| WHAT YOU HAVE TO DO |
Print all the entries verbatim.

| STORED DATA |
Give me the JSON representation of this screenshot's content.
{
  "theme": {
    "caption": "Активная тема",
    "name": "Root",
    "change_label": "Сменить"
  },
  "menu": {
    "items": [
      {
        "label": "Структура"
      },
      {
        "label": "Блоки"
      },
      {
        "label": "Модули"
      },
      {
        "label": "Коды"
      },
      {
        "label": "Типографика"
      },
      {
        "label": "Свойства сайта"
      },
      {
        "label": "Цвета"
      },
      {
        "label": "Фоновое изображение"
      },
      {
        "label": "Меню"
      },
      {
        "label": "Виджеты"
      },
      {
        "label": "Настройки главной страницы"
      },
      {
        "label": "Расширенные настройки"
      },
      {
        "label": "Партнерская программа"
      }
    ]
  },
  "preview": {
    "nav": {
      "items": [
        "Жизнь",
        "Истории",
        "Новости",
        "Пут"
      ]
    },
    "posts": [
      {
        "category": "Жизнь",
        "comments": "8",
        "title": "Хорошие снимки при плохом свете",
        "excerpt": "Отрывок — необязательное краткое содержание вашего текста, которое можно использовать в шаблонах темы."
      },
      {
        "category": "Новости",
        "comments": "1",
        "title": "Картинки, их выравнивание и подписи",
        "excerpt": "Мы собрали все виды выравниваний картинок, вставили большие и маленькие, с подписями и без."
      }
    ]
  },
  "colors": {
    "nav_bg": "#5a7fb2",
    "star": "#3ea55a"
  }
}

| EXPECTED ANSWER |
Give me the JSON representation of this screenshot's content.
{
  "theme": {
    "caption": "Активная тема",
    "name": "Root",
    "change_label": "Сменить"
  },
  "menu": {
    "items": [
      {
        "label": "Структура"
      },
      {
        "label": "Блоки"
      },
      {
        "label": "Модули"
      },
      {
        "label": "Коды"
      },
      {
        "label": "Типографика"
      },
      {
        "label": "Свойства сайта"
      },
      {
        "label": "Цвета"
      },
      {
        "label": "Фоновое изображение"
      },
      {
        "label": "Меню"
      },
      {
        "label": "Виджеты"
      },
      {
        "label": "Настройки главной страницы"
      },
      {
        "label": "Расширенные настройки"
      },
      {
        "label": "Партнерская программа"
      }
    ]
  },
  "preview": {
    "nav": {
      "items": [
        "Жизнь",
        "Истории",
        "Новости",
        "Пут"
      ]
    },
    "posts": [
      {
        "category": "Жизнь",
        "comments": "8",
        "title": "Хорошие снимки при плохом свете",
        "excerpt": "Отрывок — необязательное краткое содержание вашего текста, которое можно использовать в шаблонах темы."
      },
      {
        "category": "Новости",
        "comments": "1",
        "title": "Картинки, их выравнивание и подписи",
        "excerpt": "Мы собрали все виды выравниваний картинок, вставили большие и маленькие, с подписями и без."
      }
    ]
  },
  "colors": {
    "nav_bg": "#5a7fb2",
    "star": "#3ea55a"
  }
}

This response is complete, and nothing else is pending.